*ASSIGNED TASK*:
Copy each entry exactly, leaving nothing out.

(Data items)
--------------------
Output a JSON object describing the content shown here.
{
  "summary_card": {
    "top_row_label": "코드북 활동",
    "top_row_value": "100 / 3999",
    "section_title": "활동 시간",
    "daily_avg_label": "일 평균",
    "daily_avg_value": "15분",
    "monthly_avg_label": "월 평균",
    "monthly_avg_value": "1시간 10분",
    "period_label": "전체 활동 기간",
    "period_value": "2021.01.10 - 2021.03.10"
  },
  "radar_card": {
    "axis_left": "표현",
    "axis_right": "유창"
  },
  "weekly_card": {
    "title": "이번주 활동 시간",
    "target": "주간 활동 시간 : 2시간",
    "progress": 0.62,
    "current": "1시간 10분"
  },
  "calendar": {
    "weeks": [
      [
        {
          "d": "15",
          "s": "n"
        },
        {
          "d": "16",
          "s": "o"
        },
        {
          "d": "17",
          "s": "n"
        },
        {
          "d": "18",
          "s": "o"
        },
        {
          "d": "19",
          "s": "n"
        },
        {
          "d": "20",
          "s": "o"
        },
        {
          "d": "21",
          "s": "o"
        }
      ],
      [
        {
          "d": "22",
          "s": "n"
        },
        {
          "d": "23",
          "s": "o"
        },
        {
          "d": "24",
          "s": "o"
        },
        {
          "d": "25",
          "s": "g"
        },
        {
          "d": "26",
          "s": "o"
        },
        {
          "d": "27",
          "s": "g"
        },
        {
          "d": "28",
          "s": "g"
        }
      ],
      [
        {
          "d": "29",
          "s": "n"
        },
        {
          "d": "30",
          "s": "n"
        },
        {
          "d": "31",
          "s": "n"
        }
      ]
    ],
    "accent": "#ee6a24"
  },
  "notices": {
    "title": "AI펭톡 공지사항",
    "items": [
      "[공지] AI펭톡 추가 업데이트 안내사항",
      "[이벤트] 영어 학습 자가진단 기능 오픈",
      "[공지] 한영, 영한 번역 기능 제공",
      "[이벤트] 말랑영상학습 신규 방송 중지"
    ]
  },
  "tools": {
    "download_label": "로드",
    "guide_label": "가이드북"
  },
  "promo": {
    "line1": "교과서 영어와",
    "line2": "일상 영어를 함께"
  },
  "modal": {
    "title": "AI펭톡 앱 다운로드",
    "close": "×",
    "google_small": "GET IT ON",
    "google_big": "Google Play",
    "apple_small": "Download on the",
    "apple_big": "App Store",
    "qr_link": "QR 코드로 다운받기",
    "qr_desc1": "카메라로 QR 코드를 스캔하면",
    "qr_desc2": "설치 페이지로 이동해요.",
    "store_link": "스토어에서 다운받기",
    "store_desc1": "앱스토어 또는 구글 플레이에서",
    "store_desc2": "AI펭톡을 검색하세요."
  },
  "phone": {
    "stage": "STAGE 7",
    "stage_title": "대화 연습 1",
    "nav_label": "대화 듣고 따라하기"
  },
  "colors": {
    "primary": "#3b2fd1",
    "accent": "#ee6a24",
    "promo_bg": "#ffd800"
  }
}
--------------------
*OUTPUT FOR THIS TASK*:
Output a JSON object describing the content shown here.
{
  "summary_card": {
    "top_row_label": "코드북 활동",
    "top_row_value": "100 / 3999",
    "section_title": "활동 시간",
    "daily_avg_label": "일 평균",
    "daily_avg_value": "15분",
    "monthly_avg_label": "월 평균",
    "monthly_avg_value": "1시간 10분",
    "period_label": "전체 활동 기간",
    "period_value": "2021.01.10 - 2021.03.10"
  },
  "radar_card": {
    "axis_left": "표현",
    "axis_right": "유창"
  },
  "weekly_card": {
    "title": "이번주 활동 시간",
    "target": "주간 활동 시간 : 2시간",
    "progress": 0.62,
    "current": "1시간 10분"
  },
  "calendar": {
    "weeks": [
      [
        {
          "d": "15",
          "s": "n"
        },
        {
          "d": "16",
          "s": "o"
        },
        {
          "d": "17",
          "s": "n"
        },
        {
          "d": "18",
          "s": "o"
        },
        {
          "d": "19",
          "s": "n"
        },
        {
          "d": "20",
          "s": "o"
        },
        {
          "d": "21",
          "s": "o"
        }
      ],
      [
        {
          "d": "22",
          "s": "n"
        },
        {
          "d": "23",
          "s": "o"
        },
        {
          "d": "24",
          "s": "o"
        },
        {
          "d": "25",
          "s": "g"
        },
        {
          "d": "26",
          "s": "o"
        },
        {
          "d": "27",
          "s": "g"
        },
        {
          "d": "28",
          "s": "g"
        }
      ],
      [
        {
          "d": "29",
          "s": "n"
        },
        {
          "d": "30",
          "s": "n"
        },
        {
          "d": "31",
          "s": "n"
        }
      ]
    ],
    "accent": "#ee6a24"
  },
  "notices": {
    "title": "AI펭톡 공지사항",
    "items": [
      "[공지] AI펭톡 추가 업데이트 안내사항",
      "[이벤트] 영어 학습 자가진단 기능 오픈",
      "[공지] 한영, 영한 번역 기능 제공",
      "[이벤트] 말랑영상학습 신규 방송 중지"
    ]
  },
  "tools": {
    "download_label": "로드",
    "guide_label": "가이드북"
  },
  "promo": {
    "line1": "교과서 영어와",
    "line2": "일상 영어를 함께"
  },
  "modal": {
    "title": "AI펭톡 앱 다운로드",
    "close": "×",
    "google_small": "GET IT ON",
    "google_big": "Google Play",
    "apple_small": "Download on the",
    "apple_big": "App Store",
    "qr_link": "QR 코드로 다운받기",
    "qr_desc1": "카메라로 QR 코드를 스캔하면",
    "qr_desc2": "설치 페이지로 이동해요.",
    "store_link": "스토어에서 다운받기",
    "store_desc1": "앱스토어 또는 구글 플레이에서",
    "store_desc2": "AI펭톡을 검색하세요."
  },
  "phone": {
    "stage": "STAGE 7",
    "stage_title": "대화 연습 1",
    "nav_label": "대화 듣고 따라하기"
  },
  "colors": {
    "primary": "#3b2fd1",
    "accent": "#ee6a24",
    "promo_bg": "#ffd800"
  }
}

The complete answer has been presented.